● EXERCISE DATA
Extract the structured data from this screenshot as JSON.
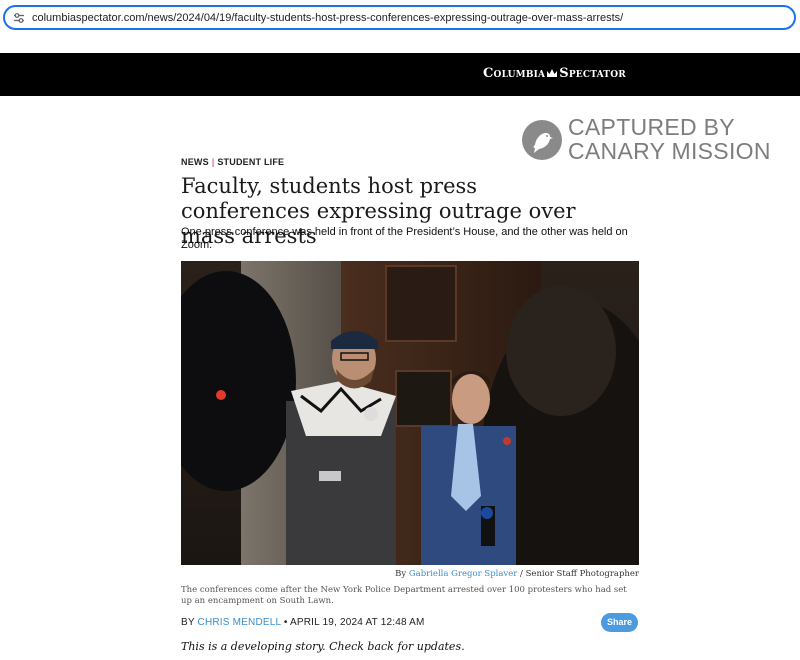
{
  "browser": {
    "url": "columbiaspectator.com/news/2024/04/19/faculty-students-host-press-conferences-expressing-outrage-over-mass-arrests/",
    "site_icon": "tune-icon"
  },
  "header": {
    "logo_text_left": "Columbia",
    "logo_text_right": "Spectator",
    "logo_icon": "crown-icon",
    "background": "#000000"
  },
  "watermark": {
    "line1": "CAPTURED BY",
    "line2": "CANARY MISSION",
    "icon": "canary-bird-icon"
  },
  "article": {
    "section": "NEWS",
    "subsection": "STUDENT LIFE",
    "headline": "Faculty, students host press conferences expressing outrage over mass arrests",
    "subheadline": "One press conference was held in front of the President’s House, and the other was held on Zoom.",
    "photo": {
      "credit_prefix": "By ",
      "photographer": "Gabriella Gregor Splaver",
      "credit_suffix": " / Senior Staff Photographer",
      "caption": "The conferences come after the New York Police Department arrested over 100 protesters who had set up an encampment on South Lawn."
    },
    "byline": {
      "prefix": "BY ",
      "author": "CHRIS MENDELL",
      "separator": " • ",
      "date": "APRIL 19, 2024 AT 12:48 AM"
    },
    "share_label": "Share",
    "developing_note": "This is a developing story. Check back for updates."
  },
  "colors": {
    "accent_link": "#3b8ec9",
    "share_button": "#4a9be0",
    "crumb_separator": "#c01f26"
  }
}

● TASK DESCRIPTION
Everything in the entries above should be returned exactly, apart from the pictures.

● ANSWER SECTION
Extract the structured data from this screenshot as JSON.
{
  "browser": {
    "url": "columbiaspectator.com/news/2024/04/19/faculty-students-host-press-conferences-expressing-outrage-over-mass-arrests/",
    "site_icon": "tune-icon"
  },
  "header": {
    "logo_text_left": "Columbia",
    "logo_text_right": "Spectator",
    "logo_icon": "crown-icon",
    "background": "#000000"
  },
  "watermark": {
    "line1": "CAPTURED BY",
    "line2": "CANARY MISSION",
    "icon": "canary-bird-icon"
  },
  "article": {
    "section": "NEWS",
    "subsection": "STUDENT LIFE",
    "headline": "Faculty, students host press conferences expressing outrage over mass arrests",
    "subheadline": "One press conference was held in front of the President’s House, and the other was held on Zoom.",
    "photo": {
      "credit_prefix": "By ",
      "photographer": "Gabriella Gregor Splaver",
      "credit_suffix": " / Senior Staff Photographer",
      "caption": "The conferences come after the New York Police Department arrested over 100 protesters who had set up an encampment on South Lawn."
    },
    "byline": {
      "prefix": "BY ",
      "author": "CHRIS MENDELL",
      "separator": " • ",
      "date": "APRIL 19, 2024 AT 12:48 AM"
    },
    "share_label": "Share",
    "developing_note": "This is a developing story. Check back for updates."
  },
  "colors": {
    "accent_link": "#3b8ec9",
    "share_button": "#4a9be0",
    "crumb_separator": "#c01f26"
  }
}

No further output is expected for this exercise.